short of breath,
with no sense of taste or smell.

On rain-soaked nights
they’d emerge from their rooms
like earthworms hearing
the drumbeat call
to stretch upon the dirt.

They’d mill about the cafeteria,
stopping now and then
to tilt their head toward
the vending machine hum
as if hearing the voice of God.

While most returned to their beds,
an unnamed few would make it
to the hospital grounds,
their gowns recovered later
caked with mud.



When the pandemic struck,
the children were placed in pods,
in groups of five to seven,
to splash about and sing nonsense songs,
to circle round and round,
to breathe each other’s air
and not worry if they bumped
now and then.

After a while, the children
began to develop
a language of their own,
a series of high-pitched
hoots and hollers,
screams and squeals,
the occasional huffing of air,
and snot bubbles.

When another pod swam by,
the children were often seen
waving their appendages
and smiling distant smiles,
perhaps remembering a time,
when it was still safe
for all of them
to play together.

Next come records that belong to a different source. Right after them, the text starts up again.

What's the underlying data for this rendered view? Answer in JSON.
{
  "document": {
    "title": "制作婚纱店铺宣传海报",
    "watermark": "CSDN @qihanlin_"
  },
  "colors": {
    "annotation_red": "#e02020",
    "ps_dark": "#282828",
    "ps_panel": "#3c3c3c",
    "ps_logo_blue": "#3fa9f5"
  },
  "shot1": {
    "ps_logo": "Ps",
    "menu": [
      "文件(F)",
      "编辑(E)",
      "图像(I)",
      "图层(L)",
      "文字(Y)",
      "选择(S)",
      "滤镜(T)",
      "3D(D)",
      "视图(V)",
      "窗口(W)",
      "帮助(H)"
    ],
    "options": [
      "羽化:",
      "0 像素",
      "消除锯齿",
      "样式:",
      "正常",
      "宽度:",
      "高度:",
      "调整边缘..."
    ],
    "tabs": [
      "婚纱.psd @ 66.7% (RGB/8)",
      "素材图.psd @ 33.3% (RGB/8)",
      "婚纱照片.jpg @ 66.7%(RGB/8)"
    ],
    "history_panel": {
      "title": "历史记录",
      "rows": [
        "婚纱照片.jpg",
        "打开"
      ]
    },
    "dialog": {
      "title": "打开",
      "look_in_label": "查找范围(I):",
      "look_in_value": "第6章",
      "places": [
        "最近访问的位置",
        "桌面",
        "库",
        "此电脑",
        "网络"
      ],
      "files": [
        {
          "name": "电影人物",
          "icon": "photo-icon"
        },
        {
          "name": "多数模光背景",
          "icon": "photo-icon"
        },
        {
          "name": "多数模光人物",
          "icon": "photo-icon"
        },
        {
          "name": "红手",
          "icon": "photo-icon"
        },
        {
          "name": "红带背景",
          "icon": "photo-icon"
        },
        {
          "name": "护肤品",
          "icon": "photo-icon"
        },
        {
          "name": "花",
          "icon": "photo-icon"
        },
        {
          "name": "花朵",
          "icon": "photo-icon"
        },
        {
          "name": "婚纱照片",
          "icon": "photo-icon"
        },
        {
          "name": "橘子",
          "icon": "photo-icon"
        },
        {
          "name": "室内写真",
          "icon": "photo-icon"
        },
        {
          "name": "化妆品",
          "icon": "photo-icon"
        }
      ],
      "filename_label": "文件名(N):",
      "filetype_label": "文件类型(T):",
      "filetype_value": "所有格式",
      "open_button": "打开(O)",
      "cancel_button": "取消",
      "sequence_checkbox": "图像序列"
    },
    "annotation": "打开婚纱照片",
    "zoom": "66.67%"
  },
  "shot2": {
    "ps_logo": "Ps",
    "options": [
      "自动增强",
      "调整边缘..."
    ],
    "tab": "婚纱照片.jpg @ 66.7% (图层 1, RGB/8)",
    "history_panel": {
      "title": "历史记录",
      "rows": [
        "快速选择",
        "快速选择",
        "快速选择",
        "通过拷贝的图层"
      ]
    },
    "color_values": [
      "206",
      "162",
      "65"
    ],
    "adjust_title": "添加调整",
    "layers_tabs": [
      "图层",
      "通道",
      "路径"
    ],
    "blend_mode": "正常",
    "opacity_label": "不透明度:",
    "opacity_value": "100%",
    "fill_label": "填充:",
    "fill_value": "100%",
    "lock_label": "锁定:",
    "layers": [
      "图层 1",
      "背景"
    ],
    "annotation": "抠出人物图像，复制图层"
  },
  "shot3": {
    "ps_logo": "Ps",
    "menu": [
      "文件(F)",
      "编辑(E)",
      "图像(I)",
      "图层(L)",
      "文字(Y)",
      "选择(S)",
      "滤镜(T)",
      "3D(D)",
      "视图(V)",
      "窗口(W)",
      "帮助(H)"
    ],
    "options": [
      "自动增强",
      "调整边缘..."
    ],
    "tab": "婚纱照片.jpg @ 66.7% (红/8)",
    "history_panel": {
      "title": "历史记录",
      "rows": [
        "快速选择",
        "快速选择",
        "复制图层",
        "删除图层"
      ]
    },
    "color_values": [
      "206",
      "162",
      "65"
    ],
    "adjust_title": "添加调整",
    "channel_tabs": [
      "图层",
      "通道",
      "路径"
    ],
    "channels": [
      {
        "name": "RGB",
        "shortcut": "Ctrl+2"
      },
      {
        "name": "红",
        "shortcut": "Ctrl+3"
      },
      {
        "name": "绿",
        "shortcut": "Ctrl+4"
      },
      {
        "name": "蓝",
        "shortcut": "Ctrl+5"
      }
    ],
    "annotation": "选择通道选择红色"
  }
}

The Great Cat Massacre

When the pandemic struck,
it was reported that cats
could spread the virus.

Cat drop-off boxes
littered the city sidewalks,
with pick-ups on Sunday.

Cat bonfires were held,
despite town ordinances
against large gatherings.

Nightly cat vigils lit up parks,
where participants mewled
to the sound of plucked banjos.

It was unanimously agreed
that the sunsets were prettier,
due to the number of bonfires.

However, the smell of singed fur
lingered like fetid perfume
long after the cats were gone.


Kurt Newton’s poetry has appeared in Oddball Magazine, Global Poemic and Penumbric.

Chad Parenteau is Associate Editor of Oddball Magazine.